I have been helping out at Leuchie House for about four years, mainly in the physiotherapy department, which has added a new dimension to my voluntary efforts since I retired over nine years ago. After an office-based career, involving a lot of contact with politicians, I find it particularly rewarding working alongside carers and nursing staff who are making a big difference to people’s lives.
I would advise anyone with any spare time to try volunteering. You can get tremendous satisfaction from helping people and if you keep an open mind you might surprise yourself at what you can do. I never saw myself working in physiotherapy, for example, as my background was not health-related at all.
Before I retired I was a solicitor working in local government. I started voluntary work immediately on retirement, initially in roles more directly related to my work experience. People had said to me that the worst thing you can do when you retire is stop abruptly. This has turned out to be good advice for me.
After five years or so, I moved on to more “hands-on” roles, including helping out at a Chest Heart and Stroke Centre for a couple of hours a week.
Around then I heard about Leuchie, which was threatened with closure at the time, and wondered if there was anything I might be able to do to help, so I called and was invited to visit. I was thinking that they might need some backroom legal or company secretarial help, but Mairi O’Keefe (Leuchie’s Chief Executive) said what about helping out in physio and I agreed to give it a go.
It suited me as I like to keep moving – and I really enjoy the day-to-day chat with the guests.
The thing about Leuchie is that all the people who come here have such a variety of interests and backgrounds and I really enjoy getting to know them all. It’s also rewarding when you see people getting the benefit from their physio.
The physiotherapy comes as part of the overall package for people who come to Leuchie House for respite care breaks. Many of them have not had any exercise since being diagnosed with a long-term condition and the physiotherapists here will be able to assess them fully over their two-week stay and see what programme of exercise and physio would work best for them.
This gives people an opportunity to maybe gain a bit of strength that they did not know they had. I am not a trained physiotherapist, but Leuchie gives plenty of training to volunteers.
The physiotherapy is a very important element of guests’ care when they are at Leuchie.
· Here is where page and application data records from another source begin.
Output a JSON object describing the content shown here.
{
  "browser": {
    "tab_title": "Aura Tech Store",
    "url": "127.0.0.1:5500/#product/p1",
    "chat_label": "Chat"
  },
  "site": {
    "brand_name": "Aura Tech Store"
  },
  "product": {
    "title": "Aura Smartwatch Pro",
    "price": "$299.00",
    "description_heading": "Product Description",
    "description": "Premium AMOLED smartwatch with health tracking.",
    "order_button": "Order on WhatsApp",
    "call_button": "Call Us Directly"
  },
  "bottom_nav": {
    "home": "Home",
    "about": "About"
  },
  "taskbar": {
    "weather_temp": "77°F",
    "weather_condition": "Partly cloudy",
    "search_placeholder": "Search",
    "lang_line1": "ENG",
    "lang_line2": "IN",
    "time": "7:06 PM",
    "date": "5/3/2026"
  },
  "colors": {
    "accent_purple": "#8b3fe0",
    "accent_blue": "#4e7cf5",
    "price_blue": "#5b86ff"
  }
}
It comes alongside a full range of trips, outings and in-house activities and the thing they get here that might not be available anywhere else is that everything is done to suit the individual. This means if someone is booked in for physio but feels they need a lie-down instead, that is what they’ll do and we will see them later. It is all about choice – which is something many guests will have lost in their home environment.
My father had MS so I am used to that particular condition, but Leuchie also looks after people with other complex care issues, such as the results of a stroke or Motor Neurone Disease, Parkinson’s, cerebral palsy, Huntington’s. Sometimes the biggest challenge for volunteers is communication because many of these conditions leave people increasingly unable to speak clearly as the condition progresses.
One of the advantages of being at Leuchie rather than in a hospital environment is that there are approximately 20-odd guests at any time, so the staff can really get to know them while they are here and work out the best way to communicate effectively.
From my point of view, it’s always interesting getting to know people’s stories and having the time to chat while you are helping them exercise so it’s worth the extra effort if they are difficult to understand at first.
We always have a great laugh in physio and it’s good when the same people come several times a year for breaks as you can pick up where you left off with the chat.
• Frank Black is a volunteer at Leuchie House www.leuchiehouse.org.uk